All of the data should be reproduced word for word, though its pictures must be omitted.

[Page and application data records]
____________

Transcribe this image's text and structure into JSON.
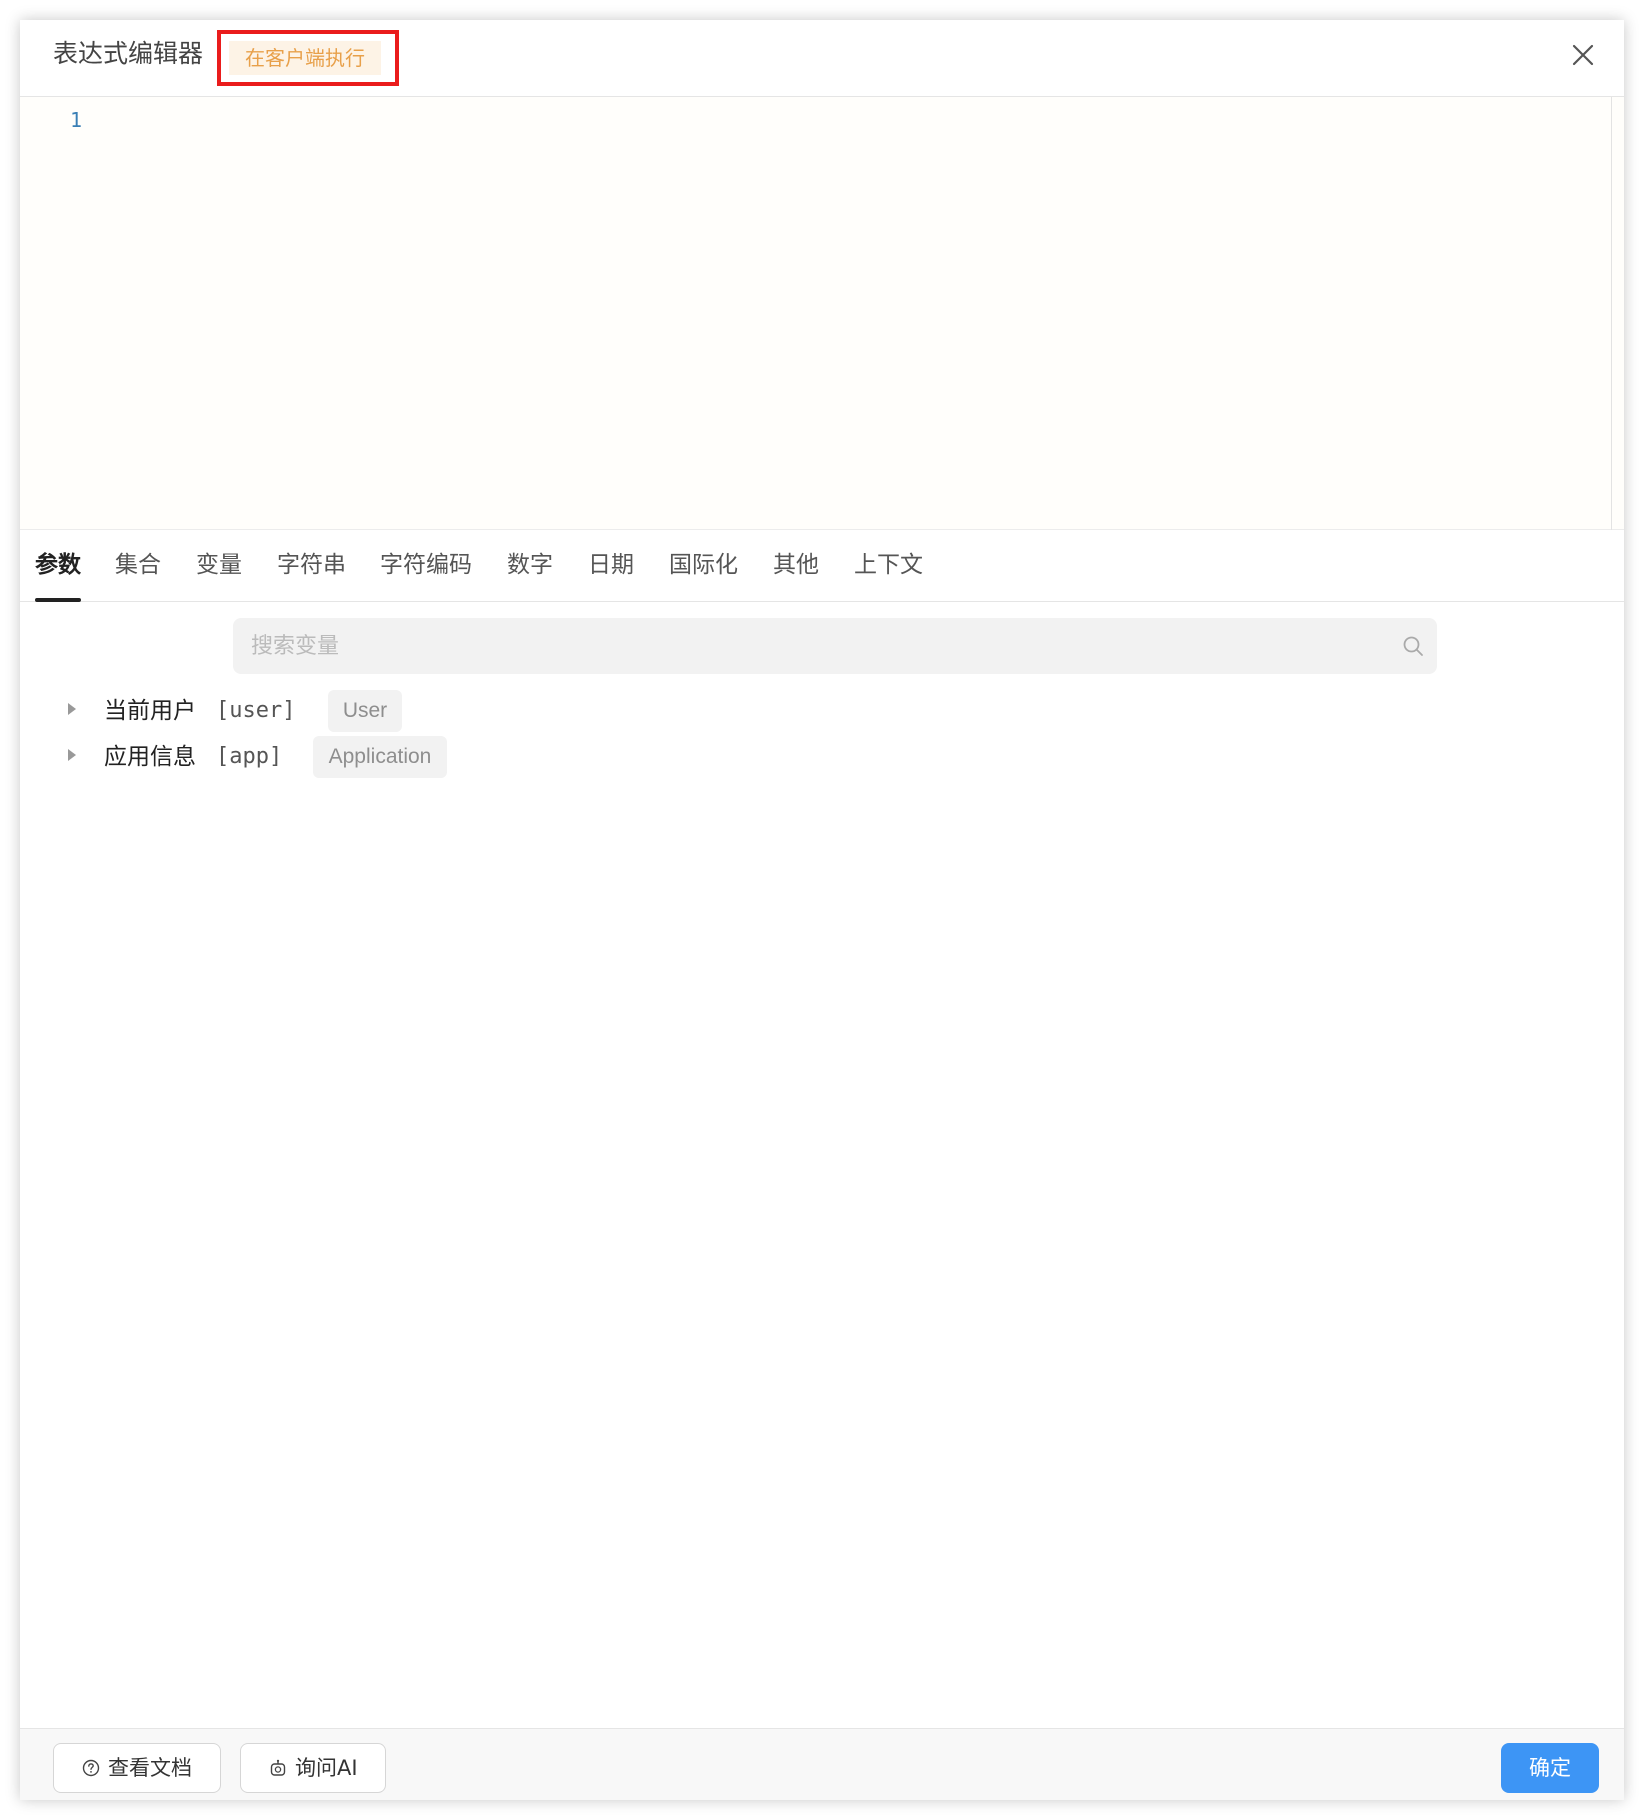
{
  "dialog": {
    "title": "表达式编辑器",
    "badge": "在客户端执行"
  },
  "editor": {
    "line_numbers": [
      "1"
    ]
  },
  "tabs": [
    {
      "label": "参数",
      "active": true
    },
    {
      "label": "集合",
      "active": false
    },
    {
      "label": "变量",
      "active": false
    },
    {
      "label": "字符串",
      "active": false
    },
    {
      "label": "字符编码",
      "active": false
    },
    {
      "label": "数字",
      "active": false
    },
    {
      "label": "日期",
      "active": false
    },
    {
      "label": "国际化",
      "active": false
    },
    {
      "label": "其他",
      "active": false
    },
    {
      "label": "上下文",
      "active": false
    }
  ],
  "search": {
    "placeholder": "搜索变量",
    "value": ""
  },
  "tree": [
    {
      "label": "当前用户",
      "key": "[user]",
      "type": "User"
    },
    {
      "label": "应用信息",
      "key": "[app]",
      "type": "Application"
    }
  ],
  "footer": {
    "docs_label": "查看文档",
    "ai_label": "询问AI",
    "confirm_label": "确定"
  },
  "colors": {
    "accent": "#3d95f5",
    "badge_text": "#e8a04a",
    "badge_bg": "#fdf3e6",
    "highlight_border": "#ea1c1c"
  },
  "icons": {
    "close": "close-icon",
    "search": "search-icon",
    "docs": "help-circle-icon",
    "ai": "robot-icon",
    "expand": "caret-right-icon"
  }
}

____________

◆ **Response below**:
Transcribe this image's text and structure into JSON.
{
  "dialog": {
    "title": "表达式编辑器",
    "badge": "在客户端执行"
  },
  "editor": {
    "line_numbers": [
      "1"
    ]
  },
  "tabs": [
    {
      "label": "参数",
      "active": true
    },
    {
      "label": "集合",
      "active": false
    },
    {
      "label": "变量",
      "active": false
    },
    {
      "label": "字符串",
      "active": false
    },
    {
      "label": "字符编码",
      "active": false
    },
    {
      "label": "数字",
      "active": false
    },
    {
      "label": "日期",
      "active": false
    },
    {
      "label": "国际化",
      "active": false
    },
    {
      "label": "其他",
      "active": false
    },
    {
      "label": "上下文",
      "active": false
    }
  ],
  "search": {
    "placeholder": "搜索变量",
    "value": ""
  },
  "tree": [
    {
      "label": "当前用户",
      "key": "[user]",
      "type": "User"
    },
    {
      "label": "应用信息",
      "key": "[app]",
      "type": "Application"
    }
  ],
  "footer": {
    "docs_label": "查看文档",
    "ai_label": "询问AI",
    "confirm_label": "确定"
  },
  "colors": {
    "accent": "#3d95f5",
    "badge_text": "#e8a04a",
    "badge_bg": "#fdf3e6",
    "highlight_border": "#ea1c1c"
  },
  "icons": {
    "close": "close-icon",
    "search": "search-icon",
    "docs": "help-circle-icon",
    "ai": "robot-icon",
    "expand": "caret-right-icon"
  }
}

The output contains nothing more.